The Egyptian side of the square did their best to repel the massive Dervish attack. Each section of the regiment won their part of the melee by inflicting higher casualties on the enemy. Unfortunately, the two sections of Dervish rolled a "4" and a "9" on the reaction chart. These were the only possible outcomes out of 12 that would result in a "continue to melee" result.

The next round of the melee whittled the Egyptians down considerably as now the Dervish could add in more numbers to the fight. We stopped the game at this point, because the end result was inevitable. In the Gilder Sudan rules, the melee continues until there is no more melee. That means that once the Egyptians were chopped up, the likely reaction result would be continue to charge into the Lancashires inside the zariba. They would have no opportunity to turn and face the charging Dervish, and so they too would be chopped to pieces. Pettygree's Black Watch could only standby and watch and wait for the melee to end, as the firing phase comes after the melees are completed.

Dispatch to the London Times

Her Majesty's Government regrets to inform the public that a brigade of Her Imperial forces was wiped out at the Oasis Dur Es El Bubba on February 9, 1884 in eastern Sudan. A relief column, under the command of Lt. General Ponsonby attempted to fight its way through to secour the brigade of British and Egyptian forces, commanded by Colonel Wilmington-Smythe, late of Her Majesty's Royal Lancashire Regiment. Ponsonby's column retreated to the British fort at Tofrek once it became apparent that Wilmington-Smythe's brigade had been anilhilated by some 10,000 Dervish

9th Bengal Lancers from Peter Gilder's collection. Note how he painted the lances to resemble bamboo.
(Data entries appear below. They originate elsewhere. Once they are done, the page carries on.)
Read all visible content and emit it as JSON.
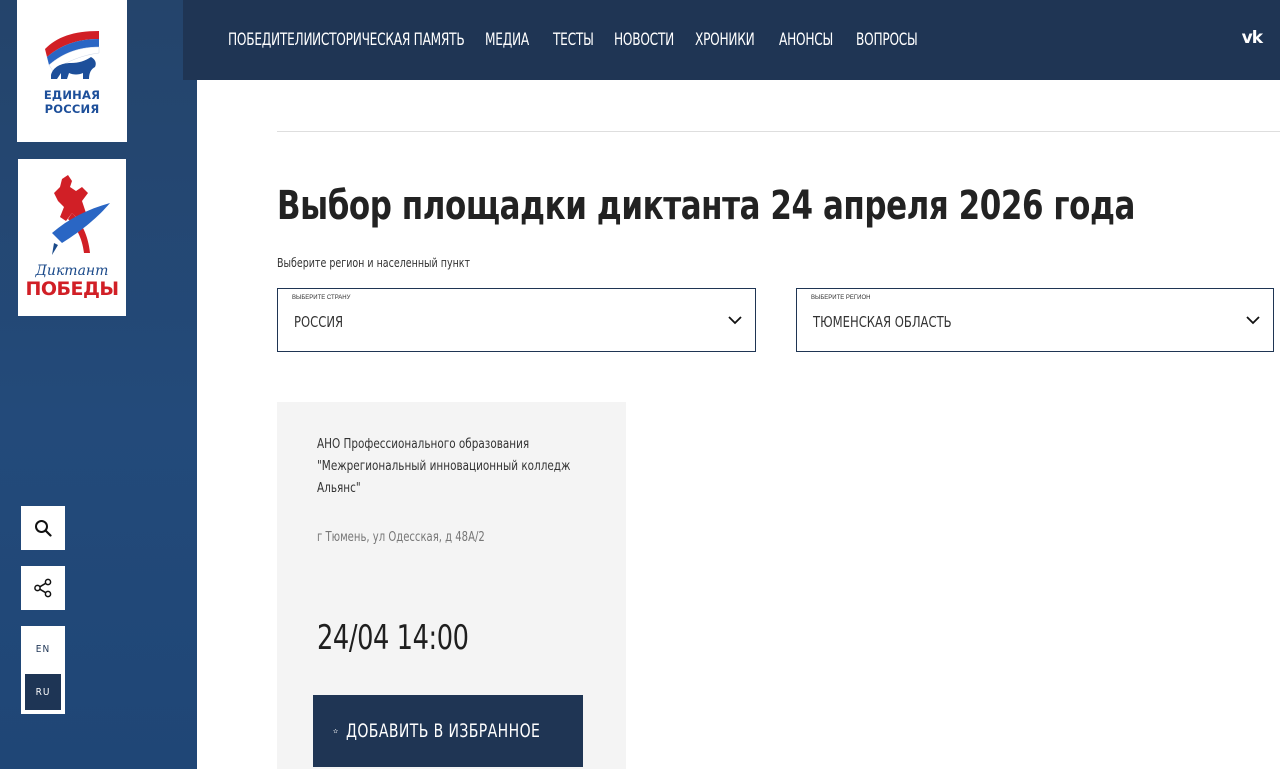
{
  "sidebar": {
    "logo_er_text_line1": "ЕДИНАЯ",
    "logo_er_text_line2": "РОССИЯ",
    "logo_dp_script": "Диктант",
    "logo_dp_bold": "ПОБЕДЫ",
    "lang_en": "EN",
    "lang_ru": "RU",
    "active_lang": "RU"
  },
  "nav": {
    "items": [
      {
        "label": "ПОБЕДИТЕЛИ"
      },
      {
        "label": "ИСТОРИЧЕСКАЯ ПАМЯТЬ"
      },
      {
        "label": "МЕДИА"
      },
      {
        "label": "ТЕСТЫ"
      },
      {
        "label": "НОВОСТИ"
      },
      {
        "label": "ХРОНИКИ"
      },
      {
        "label": "АНОНСЫ"
      },
      {
        "label": "ВОПРОСЫ"
      }
    ],
    "vk_label": "vk"
  },
  "main": {
    "title": "Выбор площадки диктанта 24 апреля 2026 года",
    "subtitle": "Выберите регион и населенный пункт",
    "country_select": {
      "label": "ВЫБЕРИТЕ СТРАНУ",
      "value": "РОССИЯ"
    },
    "region_select": {
      "label": "ВЫБЕРИТЕ РЕГИОН",
      "value": "ТЮМЕНСКАЯ ОБЛАСТЬ"
    },
    "card": {
      "name": "АНО Профессионального образования \"Межрегиональный инновационный колледж Альянс\"",
      "address": "г Тюмень, ул Одесская, д 48А/2",
      "datetime": "24/04 14:00",
      "fav_button": "ДОБАВИТЬ В ИЗБРАННОЕ"
    }
  },
  "colors": {
    "nav_bg": "#1f3554",
    "sidebar_bg": "#24446b",
    "card_bg": "#f4f4f4",
    "accent_red": "#d11f26",
    "accent_blue": "#1d4f9a"
  }
}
Dervish Camelry- Connoisseru figures painted by Peter Gilder

A close-up shot of a Dervish stand. Each stand represents 10 figures (or 100 men), but Peter Gilder often put 7 or 8 figures on the stand and added some rocks and brush to make a little diorama out of the stand. Regardless of the actual number of figures on the stand, it still represents 10 figures. This is a rather creative idea, I think.


  1. Were they looking for Fuzzies' honey?

  2. "Play up! Play up! And play the game!"

  3. Great report, thanks and nice to see more of Peter Gilder's work. As far as I know his Sudan rules were never published, is this true?

  4. Morning Jim,

    Thank you for all of these neat photos and the engaging battle report. Why, it's almost like paging through early issues of Miniature Wargames that featured all of those photos of Mr. Gilder's collection!

    Best Regards,


  5. C'est magnifique! :o)) Brilliant report, and my word don't those lancers look fine.... Having also gone the Peter Gilder Sudan path I also appreciate the rule explanations - very helpful, as I'm pulling together the excerpts from "Pony Wars", and those early Wargamers World articles..

  6. The rules were never published, but they were based on a set called "Pony Wars, or B Troop Aint Ever Coming Back" (which is still available from a company in the UK). So I don't know what the legal status of the rules would be. Maybe after we work a few more bugs out of the system, we might be able to make copies of our version available, but don't hold your breath for that happening anytime soon. We all have rather full plates right now.

  7. *sigh* . . . what are you trying to do to me?

    I'm busy working on my Tricorne troops and you have to go and post these great Colonial photos, pulling me in that direction too.

    Great game report and wonderful terrain and figures. Please post more such game reports.

    -- Jeff

  8. Cracking looking game! How big was the table? It looks huge.

    To lose a whole square, *shakes head* well you did dish him with martini's and it wasn't hardly fair...

    Perhaps you get this chap to write you a memorial to your W.S.'s lost square as he did for the "last eleven" at Maiwand.

  9. must have been a cold february, so you decided to have a game somewhere warm?

  10. Dear Fritz,

    Are we likely to see these 'big battalion' colonial rules avaialable any time soon? The other rules I've seen on the web favour tiny units or skirmishes.


  11. Still love revisiting these posts Jim - still incredibly inspirational!!